EXERCISE INSTRUCTIONS: Scan the entries for lines with the word "Windows" and copy those lines.

DATA UNDER STUDY:
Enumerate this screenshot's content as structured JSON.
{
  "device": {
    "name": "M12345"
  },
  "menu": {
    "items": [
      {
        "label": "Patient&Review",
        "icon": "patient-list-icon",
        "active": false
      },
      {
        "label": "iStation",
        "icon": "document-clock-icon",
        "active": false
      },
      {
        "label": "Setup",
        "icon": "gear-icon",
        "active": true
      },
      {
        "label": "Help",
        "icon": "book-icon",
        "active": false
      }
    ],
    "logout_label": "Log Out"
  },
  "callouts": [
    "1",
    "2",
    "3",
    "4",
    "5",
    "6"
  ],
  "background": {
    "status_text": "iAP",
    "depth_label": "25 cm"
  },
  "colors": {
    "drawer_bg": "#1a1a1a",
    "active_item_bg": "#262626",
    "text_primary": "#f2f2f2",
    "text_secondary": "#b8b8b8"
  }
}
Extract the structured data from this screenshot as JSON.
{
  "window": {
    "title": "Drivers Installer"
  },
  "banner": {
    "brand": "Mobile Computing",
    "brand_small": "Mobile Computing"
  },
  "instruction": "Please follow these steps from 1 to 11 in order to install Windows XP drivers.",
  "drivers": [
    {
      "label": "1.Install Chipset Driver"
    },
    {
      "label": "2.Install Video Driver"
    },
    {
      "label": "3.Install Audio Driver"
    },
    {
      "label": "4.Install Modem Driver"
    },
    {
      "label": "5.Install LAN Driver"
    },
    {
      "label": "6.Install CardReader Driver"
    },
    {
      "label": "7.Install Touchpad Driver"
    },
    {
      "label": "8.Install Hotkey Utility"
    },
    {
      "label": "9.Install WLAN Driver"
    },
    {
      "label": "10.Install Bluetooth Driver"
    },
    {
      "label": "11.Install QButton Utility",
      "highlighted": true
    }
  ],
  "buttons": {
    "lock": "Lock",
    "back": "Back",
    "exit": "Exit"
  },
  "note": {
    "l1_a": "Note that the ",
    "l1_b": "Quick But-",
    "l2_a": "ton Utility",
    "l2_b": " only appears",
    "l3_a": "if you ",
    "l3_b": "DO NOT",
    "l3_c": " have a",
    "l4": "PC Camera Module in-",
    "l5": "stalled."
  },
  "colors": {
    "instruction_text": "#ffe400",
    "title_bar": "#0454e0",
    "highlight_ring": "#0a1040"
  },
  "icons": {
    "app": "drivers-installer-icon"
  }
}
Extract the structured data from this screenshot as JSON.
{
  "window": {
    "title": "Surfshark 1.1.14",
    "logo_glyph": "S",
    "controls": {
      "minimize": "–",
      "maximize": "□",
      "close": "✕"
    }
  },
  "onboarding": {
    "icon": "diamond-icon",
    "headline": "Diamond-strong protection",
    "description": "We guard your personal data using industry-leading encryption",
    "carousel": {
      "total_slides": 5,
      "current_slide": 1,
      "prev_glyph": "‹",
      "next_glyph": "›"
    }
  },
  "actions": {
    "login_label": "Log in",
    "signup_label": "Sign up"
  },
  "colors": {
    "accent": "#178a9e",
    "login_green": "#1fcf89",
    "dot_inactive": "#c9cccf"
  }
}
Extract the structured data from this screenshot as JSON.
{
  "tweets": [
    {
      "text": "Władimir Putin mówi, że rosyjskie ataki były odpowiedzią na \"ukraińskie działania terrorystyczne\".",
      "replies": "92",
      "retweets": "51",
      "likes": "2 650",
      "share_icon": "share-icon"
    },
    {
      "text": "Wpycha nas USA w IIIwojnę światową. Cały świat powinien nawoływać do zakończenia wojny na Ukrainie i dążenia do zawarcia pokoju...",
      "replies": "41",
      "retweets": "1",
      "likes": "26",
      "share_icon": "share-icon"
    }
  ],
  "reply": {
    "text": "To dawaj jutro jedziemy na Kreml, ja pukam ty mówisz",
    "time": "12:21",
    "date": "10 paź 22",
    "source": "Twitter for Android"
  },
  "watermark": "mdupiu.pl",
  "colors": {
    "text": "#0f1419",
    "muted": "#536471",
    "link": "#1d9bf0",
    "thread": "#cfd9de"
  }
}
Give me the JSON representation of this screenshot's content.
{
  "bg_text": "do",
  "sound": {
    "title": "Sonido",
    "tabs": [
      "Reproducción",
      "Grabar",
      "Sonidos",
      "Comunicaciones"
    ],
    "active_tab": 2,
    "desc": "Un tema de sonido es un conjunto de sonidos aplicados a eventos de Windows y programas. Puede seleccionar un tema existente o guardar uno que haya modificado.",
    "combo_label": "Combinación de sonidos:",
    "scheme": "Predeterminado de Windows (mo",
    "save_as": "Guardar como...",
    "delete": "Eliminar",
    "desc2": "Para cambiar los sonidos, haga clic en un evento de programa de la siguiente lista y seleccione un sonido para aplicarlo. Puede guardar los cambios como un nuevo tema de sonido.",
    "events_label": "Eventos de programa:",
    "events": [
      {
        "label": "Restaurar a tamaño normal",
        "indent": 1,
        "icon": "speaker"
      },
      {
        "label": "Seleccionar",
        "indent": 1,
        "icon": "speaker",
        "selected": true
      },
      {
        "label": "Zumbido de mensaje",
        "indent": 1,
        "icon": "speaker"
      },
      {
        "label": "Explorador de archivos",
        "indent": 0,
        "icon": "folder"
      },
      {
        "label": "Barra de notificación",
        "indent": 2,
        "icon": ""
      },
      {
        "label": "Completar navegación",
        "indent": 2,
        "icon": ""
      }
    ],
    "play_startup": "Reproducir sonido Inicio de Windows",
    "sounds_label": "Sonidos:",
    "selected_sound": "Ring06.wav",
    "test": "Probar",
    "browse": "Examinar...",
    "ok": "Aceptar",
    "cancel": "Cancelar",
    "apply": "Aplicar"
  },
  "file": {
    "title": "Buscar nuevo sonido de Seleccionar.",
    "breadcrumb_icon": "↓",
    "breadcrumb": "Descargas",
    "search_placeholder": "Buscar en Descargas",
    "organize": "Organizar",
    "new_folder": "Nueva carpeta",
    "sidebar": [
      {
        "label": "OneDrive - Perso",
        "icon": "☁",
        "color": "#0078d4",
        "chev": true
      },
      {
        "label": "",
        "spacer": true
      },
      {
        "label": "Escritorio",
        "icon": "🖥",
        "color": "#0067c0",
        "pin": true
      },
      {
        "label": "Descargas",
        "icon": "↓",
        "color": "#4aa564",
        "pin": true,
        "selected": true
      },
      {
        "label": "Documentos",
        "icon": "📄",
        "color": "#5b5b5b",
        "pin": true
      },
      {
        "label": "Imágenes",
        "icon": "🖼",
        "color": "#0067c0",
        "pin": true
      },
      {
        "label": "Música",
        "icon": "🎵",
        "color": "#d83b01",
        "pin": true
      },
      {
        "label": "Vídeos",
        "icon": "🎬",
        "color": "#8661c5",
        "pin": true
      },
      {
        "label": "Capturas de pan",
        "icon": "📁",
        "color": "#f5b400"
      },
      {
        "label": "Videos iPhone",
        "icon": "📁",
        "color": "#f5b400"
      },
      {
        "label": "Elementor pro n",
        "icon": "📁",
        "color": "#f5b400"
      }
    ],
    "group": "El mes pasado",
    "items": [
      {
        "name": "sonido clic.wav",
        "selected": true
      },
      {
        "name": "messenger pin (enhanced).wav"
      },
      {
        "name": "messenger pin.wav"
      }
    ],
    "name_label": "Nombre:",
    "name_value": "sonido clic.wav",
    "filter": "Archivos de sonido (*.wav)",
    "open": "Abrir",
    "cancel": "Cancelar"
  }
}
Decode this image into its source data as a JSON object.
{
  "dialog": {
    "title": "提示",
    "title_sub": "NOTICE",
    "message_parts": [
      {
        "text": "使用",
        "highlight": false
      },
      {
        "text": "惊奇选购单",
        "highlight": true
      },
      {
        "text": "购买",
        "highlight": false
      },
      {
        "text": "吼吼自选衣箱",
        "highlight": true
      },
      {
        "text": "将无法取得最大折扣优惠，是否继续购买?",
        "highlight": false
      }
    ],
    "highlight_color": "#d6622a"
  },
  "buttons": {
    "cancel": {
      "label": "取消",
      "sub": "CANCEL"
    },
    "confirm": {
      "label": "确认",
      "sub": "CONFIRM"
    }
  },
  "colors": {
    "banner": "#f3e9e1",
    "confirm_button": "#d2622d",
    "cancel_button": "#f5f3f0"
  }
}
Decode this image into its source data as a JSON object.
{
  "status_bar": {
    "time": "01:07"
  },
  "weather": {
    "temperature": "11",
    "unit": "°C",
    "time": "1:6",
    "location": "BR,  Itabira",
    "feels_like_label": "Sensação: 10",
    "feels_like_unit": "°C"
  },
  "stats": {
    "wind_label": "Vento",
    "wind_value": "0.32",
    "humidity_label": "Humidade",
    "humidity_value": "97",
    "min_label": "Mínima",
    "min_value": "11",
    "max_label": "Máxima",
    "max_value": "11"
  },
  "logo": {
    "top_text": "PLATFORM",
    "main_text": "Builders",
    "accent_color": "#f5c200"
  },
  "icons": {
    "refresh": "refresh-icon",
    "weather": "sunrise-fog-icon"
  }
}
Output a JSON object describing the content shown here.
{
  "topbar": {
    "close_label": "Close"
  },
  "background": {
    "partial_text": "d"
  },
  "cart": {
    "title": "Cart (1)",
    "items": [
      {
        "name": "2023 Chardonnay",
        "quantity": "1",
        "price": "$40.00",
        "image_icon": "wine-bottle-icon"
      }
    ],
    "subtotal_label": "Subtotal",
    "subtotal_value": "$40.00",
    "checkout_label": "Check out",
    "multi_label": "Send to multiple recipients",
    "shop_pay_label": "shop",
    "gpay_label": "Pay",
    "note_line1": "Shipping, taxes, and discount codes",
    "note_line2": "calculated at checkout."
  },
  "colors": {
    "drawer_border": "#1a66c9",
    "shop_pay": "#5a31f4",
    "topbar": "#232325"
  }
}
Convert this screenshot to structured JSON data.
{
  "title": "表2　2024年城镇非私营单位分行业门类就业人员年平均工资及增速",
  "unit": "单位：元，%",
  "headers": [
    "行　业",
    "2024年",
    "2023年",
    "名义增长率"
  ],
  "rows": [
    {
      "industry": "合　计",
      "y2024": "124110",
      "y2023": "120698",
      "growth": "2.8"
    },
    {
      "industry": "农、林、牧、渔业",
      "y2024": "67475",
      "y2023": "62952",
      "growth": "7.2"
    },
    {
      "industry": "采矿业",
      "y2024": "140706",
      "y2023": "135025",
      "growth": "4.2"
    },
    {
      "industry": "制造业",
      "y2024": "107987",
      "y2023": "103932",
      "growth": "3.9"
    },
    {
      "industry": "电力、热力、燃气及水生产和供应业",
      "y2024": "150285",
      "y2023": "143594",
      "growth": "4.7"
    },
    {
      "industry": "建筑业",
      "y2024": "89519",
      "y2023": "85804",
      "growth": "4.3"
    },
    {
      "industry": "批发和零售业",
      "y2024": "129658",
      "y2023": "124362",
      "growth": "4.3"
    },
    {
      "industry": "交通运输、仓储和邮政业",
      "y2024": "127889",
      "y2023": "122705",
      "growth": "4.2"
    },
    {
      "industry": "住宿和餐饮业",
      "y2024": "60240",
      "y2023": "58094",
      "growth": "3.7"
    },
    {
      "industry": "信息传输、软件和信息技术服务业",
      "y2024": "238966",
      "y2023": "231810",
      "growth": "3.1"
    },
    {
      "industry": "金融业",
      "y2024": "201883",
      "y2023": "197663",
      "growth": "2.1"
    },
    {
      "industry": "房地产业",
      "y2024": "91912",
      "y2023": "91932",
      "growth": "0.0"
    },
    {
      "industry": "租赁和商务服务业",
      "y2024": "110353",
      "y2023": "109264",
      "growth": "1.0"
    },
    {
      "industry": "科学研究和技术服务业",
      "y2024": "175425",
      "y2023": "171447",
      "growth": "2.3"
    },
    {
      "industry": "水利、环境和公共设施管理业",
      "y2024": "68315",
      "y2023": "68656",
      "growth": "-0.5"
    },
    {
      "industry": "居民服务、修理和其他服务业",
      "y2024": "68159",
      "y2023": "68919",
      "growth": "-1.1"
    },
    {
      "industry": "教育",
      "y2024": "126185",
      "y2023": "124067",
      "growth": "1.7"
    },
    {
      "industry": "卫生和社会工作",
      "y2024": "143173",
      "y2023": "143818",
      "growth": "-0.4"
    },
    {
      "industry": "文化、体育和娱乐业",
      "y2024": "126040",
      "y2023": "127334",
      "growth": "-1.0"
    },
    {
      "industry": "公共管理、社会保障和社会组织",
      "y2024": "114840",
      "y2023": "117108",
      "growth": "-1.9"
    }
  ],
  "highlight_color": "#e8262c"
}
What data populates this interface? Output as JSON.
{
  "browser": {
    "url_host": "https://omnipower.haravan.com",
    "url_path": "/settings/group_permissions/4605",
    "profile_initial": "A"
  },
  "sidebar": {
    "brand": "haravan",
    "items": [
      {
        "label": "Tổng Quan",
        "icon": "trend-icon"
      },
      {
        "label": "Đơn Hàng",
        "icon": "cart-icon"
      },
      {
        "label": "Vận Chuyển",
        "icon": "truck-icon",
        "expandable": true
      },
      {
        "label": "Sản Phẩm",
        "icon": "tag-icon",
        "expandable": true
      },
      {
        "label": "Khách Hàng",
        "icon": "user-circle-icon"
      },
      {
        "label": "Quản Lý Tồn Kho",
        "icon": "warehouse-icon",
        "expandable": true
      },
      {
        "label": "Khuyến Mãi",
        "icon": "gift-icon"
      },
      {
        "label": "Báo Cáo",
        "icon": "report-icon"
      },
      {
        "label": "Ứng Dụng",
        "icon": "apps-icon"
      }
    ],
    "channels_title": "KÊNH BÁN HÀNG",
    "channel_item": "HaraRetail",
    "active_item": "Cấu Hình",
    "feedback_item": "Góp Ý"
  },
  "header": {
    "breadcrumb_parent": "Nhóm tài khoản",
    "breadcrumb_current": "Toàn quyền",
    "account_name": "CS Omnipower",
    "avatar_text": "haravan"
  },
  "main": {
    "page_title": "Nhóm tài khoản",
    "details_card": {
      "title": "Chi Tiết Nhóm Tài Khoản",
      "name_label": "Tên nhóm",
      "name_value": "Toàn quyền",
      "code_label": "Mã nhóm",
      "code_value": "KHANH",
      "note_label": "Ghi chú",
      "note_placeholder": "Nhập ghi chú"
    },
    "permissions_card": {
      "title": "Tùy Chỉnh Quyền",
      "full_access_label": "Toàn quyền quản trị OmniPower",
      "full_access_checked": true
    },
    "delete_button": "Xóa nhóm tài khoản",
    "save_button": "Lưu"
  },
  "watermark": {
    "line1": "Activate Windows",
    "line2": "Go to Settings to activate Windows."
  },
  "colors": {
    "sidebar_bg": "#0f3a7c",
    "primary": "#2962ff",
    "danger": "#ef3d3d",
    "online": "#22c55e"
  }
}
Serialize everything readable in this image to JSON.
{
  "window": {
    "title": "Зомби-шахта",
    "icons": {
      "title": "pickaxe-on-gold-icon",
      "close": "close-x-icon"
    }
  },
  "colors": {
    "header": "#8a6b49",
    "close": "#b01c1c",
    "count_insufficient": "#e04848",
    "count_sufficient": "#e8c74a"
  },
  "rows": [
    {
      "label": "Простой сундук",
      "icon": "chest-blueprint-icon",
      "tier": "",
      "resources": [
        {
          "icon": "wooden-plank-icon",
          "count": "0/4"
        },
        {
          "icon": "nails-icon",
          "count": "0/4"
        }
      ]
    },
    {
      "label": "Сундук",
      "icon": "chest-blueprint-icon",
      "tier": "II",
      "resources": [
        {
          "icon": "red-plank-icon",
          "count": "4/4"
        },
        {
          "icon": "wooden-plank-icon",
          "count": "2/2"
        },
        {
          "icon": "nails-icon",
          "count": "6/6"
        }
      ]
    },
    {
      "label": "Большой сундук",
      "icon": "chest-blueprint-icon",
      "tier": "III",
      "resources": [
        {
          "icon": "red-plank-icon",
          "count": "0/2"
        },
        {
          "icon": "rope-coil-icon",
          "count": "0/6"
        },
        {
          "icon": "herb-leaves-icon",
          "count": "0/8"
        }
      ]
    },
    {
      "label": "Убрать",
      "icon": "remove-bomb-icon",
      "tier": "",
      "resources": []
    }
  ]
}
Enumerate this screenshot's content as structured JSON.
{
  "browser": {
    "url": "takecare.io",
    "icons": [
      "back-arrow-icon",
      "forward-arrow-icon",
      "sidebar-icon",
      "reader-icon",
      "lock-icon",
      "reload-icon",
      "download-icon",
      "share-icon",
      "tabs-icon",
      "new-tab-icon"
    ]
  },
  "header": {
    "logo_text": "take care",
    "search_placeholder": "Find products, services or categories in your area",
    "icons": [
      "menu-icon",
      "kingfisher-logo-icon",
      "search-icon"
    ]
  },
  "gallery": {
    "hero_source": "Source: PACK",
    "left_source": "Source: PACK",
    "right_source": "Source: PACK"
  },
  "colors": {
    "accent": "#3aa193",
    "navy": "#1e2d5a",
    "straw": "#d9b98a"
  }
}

RESPONSE TO THE TASK:
  "instruction": "Please follow these steps from 1 to 11 in order to install Windows XP drivers.",
    "desc": "Un tema de sonido es un conjunto de sonidos aplicados a eventos de Windows y programas. Puede seleccionar un tema existente o guardar uno que haya modificado.",
    "scheme": "Predeterminado de Windows (mo",
    "play_startup": "Reproducir sonido Inicio de Windows",
    "line1": "Activate Windows",
    "line2": "Go to Settings to activate Windows."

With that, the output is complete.